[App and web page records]
* * * *
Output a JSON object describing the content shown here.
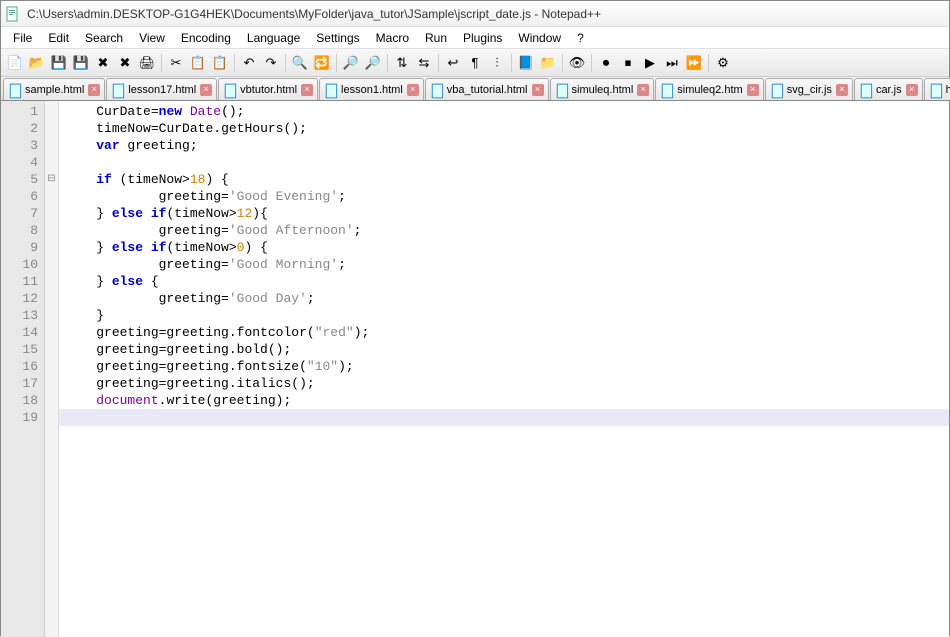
{
  "titlebar": {
    "path": "C:\\Users\\admin.DESKTOP-G1G4HEK\\Documents\\MyFolder\\java_tutor\\JSample\\jscript_date.js - Notepad++"
  },
  "menu": {
    "items": [
      "File",
      "Edit",
      "Search",
      "View",
      "Encoding",
      "Language",
      "Settings",
      "Macro",
      "Run",
      "Plugins",
      "Window",
      "?"
    ]
  },
  "toolbar": {
    "buttons": [
      {
        "name": "new-file-icon",
        "glyph": "📄"
      },
      {
        "name": "open-file-icon",
        "glyph": "📂"
      },
      {
        "name": "save-icon",
        "glyph": "💾"
      },
      {
        "name": "save-all-icon",
        "glyph": "💾"
      },
      {
        "name": "close-icon",
        "glyph": "✖"
      },
      {
        "name": "close-all-icon",
        "glyph": "✖"
      },
      {
        "name": "print-icon",
        "glyph": "🖨"
      },
      {
        "sep": true
      },
      {
        "name": "cut-icon",
        "glyph": "✂"
      },
      {
        "name": "copy-icon",
        "glyph": "📋"
      },
      {
        "name": "paste-icon",
        "glyph": "📋"
      },
      {
        "sep": true
      },
      {
        "name": "undo-icon",
        "glyph": "↶"
      },
      {
        "name": "redo-icon",
        "glyph": "↷"
      },
      {
        "sep": true
      },
      {
        "name": "find-icon",
        "glyph": "🔍"
      },
      {
        "name": "replace-icon",
        "glyph": "🔁"
      },
      {
        "sep": true
      },
      {
        "name": "zoom-in-icon",
        "glyph": "🔎"
      },
      {
        "name": "zoom-out-icon",
        "glyph": "🔎"
      },
      {
        "sep": true
      },
      {
        "name": "sync-v-icon",
        "glyph": "⇅"
      },
      {
        "name": "sync-h-icon",
        "glyph": "⇆"
      },
      {
        "sep": true
      },
      {
        "name": "wordwrap-icon",
        "glyph": "↩"
      },
      {
        "name": "all-chars-icon",
        "glyph": "¶"
      },
      {
        "name": "indent-guide-icon",
        "glyph": "⫶"
      },
      {
        "sep": true
      },
      {
        "name": "lang-icon",
        "glyph": "📘"
      },
      {
        "name": "folder-icon",
        "glyph": "📁"
      },
      {
        "sep": true
      },
      {
        "name": "monitor-icon",
        "glyph": "👁"
      },
      {
        "sep": true
      },
      {
        "name": "record-icon",
        "glyph": "⏺"
      },
      {
        "name": "stop-icon",
        "glyph": "⏹"
      },
      {
        "name": "play-icon",
        "glyph": "▶"
      },
      {
        "name": "play-multi-icon",
        "glyph": "⏭"
      },
      {
        "name": "save-macro-icon",
        "glyph": "⏩"
      },
      {
        "sep": true
      },
      {
        "name": "settings-icon",
        "glyph": "⚙"
      }
    ]
  },
  "tabs": [
    {
      "label": "sample.html"
    },
    {
      "label": "lesson17.html"
    },
    {
      "label": "vbtutor.html"
    },
    {
      "label": "lesson1.html"
    },
    {
      "label": "vba_tutorial.html"
    },
    {
      "label": "simuleq.html"
    },
    {
      "label": "simuleq2.htm"
    },
    {
      "label": "svg_cir.js"
    },
    {
      "label": "car.js"
    },
    {
      "label": "hotel.html"
    }
  ],
  "code": {
    "current_line": 19,
    "lines": [
      {
        "n": 1,
        "tokens": [
          {
            "t": "CurDate",
            "c": "ident"
          },
          {
            "t": "=",
            "c": "op"
          },
          {
            "t": "new",
            "c": "kw"
          },
          {
            "t": " "
          },
          {
            "t": "Date",
            "c": "kw2"
          },
          {
            "t": "();",
            "c": "paren"
          }
        ],
        "indent": 0
      },
      {
        "n": 2,
        "tokens": [
          {
            "t": "timeNow",
            "c": "ident"
          },
          {
            "t": "=",
            "c": "op"
          },
          {
            "t": "CurDate",
            "c": "ident"
          },
          {
            "t": ".",
            "c": "op"
          },
          {
            "t": "getHours",
            "c": "fn"
          },
          {
            "t": "();",
            "c": "paren"
          }
        ],
        "indent": 0
      },
      {
        "n": 3,
        "tokens": [
          {
            "t": "var",
            "c": "kw"
          },
          {
            "t": " greeting;",
            "c": "ident"
          }
        ],
        "indent": 0
      },
      {
        "n": 4,
        "tokens": [],
        "indent": 0
      },
      {
        "n": 5,
        "fold": "-",
        "tokens": [
          {
            "t": "if",
            "c": "kw"
          },
          {
            "t": " (timeNow>",
            "c": "ident"
          },
          {
            "t": "18",
            "c": "num"
          },
          {
            "t": ") {",
            "c": "paren"
          }
        ],
        "indent": 0
      },
      {
        "n": 6,
        "tokens": [
          {
            "t": "greeting=",
            "c": "ident"
          },
          {
            "t": "'Good Evening'",
            "c": "str"
          },
          {
            "t": ";",
            "c": "op"
          }
        ],
        "indent": 2
      },
      {
        "n": 7,
        "tokens": [
          {
            "t": "} ",
            "c": "paren"
          },
          {
            "t": "else if",
            "c": "kw"
          },
          {
            "t": "(timeNow>",
            "c": "ident"
          },
          {
            "t": "12",
            "c": "num"
          },
          {
            "t": "){",
            "c": "paren"
          }
        ],
        "indent": 0
      },
      {
        "n": 8,
        "tokens": [
          {
            "t": "greeting=",
            "c": "ident"
          },
          {
            "t": "'Good Afternoon'",
            "c": "str"
          },
          {
            "t": ";",
            "c": "op"
          }
        ],
        "indent": 2
      },
      {
        "n": 9,
        "tokens": [
          {
            "t": "} ",
            "c": "paren"
          },
          {
            "t": "else if",
            "c": "kw"
          },
          {
            "t": "(timeNow>",
            "c": "ident"
          },
          {
            "t": "0",
            "c": "num"
          },
          {
            "t": ") {",
            "c": "paren"
          }
        ],
        "indent": 0
      },
      {
        "n": 10,
        "tokens": [
          {
            "t": "greeting=",
            "c": "ident"
          },
          {
            "t": "'Good Morning'",
            "c": "str"
          },
          {
            "t": ";",
            "c": "op"
          }
        ],
        "indent": 2
      },
      {
        "n": 11,
        "tokens": [
          {
            "t": "} ",
            "c": "paren"
          },
          {
            "t": "else",
            "c": "kw"
          },
          {
            "t": " {",
            "c": "paren"
          }
        ],
        "indent": 0
      },
      {
        "n": 12,
        "tokens": [
          {
            "t": "greeting=",
            "c": "ident"
          },
          {
            "t": "'Good Day'",
            "c": "str"
          },
          {
            "t": ";",
            "c": "op"
          }
        ],
        "indent": 2
      },
      {
        "n": 13,
        "tokens": [
          {
            "t": "}",
            "c": "paren"
          }
        ],
        "indent": 0
      },
      {
        "n": 14,
        "tokens": [
          {
            "t": "greeting=greeting.",
            "c": "ident"
          },
          {
            "t": "fontcolor",
            "c": "fn"
          },
          {
            "t": "(",
            "c": "paren"
          },
          {
            "t": "\"red\"",
            "c": "str"
          },
          {
            "t": ");",
            "c": "paren"
          }
        ],
        "indent": 0
      },
      {
        "n": 15,
        "tokens": [
          {
            "t": "greeting=greeting.",
            "c": "ident"
          },
          {
            "t": "bold",
            "c": "fn"
          },
          {
            "t": "();",
            "c": "paren"
          }
        ],
        "indent": 0
      },
      {
        "n": 16,
        "tokens": [
          {
            "t": "greeting=greeting.",
            "c": "ident"
          },
          {
            "t": "fontsize",
            "c": "fn"
          },
          {
            "t": "(",
            "c": "paren"
          },
          {
            "t": "\"10\"",
            "c": "str"
          },
          {
            "t": ");",
            "c": "paren"
          }
        ],
        "indent": 0
      },
      {
        "n": 17,
        "tokens": [
          {
            "t": "greeting=greeting.",
            "c": "ident"
          },
          {
            "t": "italics",
            "c": "fn"
          },
          {
            "t": "();",
            "c": "paren"
          }
        ],
        "indent": 0
      },
      {
        "n": 18,
        "tokens": [
          {
            "t": "document",
            "c": "kw2"
          },
          {
            "t": ".",
            "c": "op"
          },
          {
            "t": "write",
            "c": "fn"
          },
          {
            "t": "(greeting);",
            "c": "paren"
          }
        ],
        "indent": 0
      },
      {
        "n": 19,
        "tokens": [],
        "indent": 0
      }
    ]
  }
}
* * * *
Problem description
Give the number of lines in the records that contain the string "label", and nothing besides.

Task output
10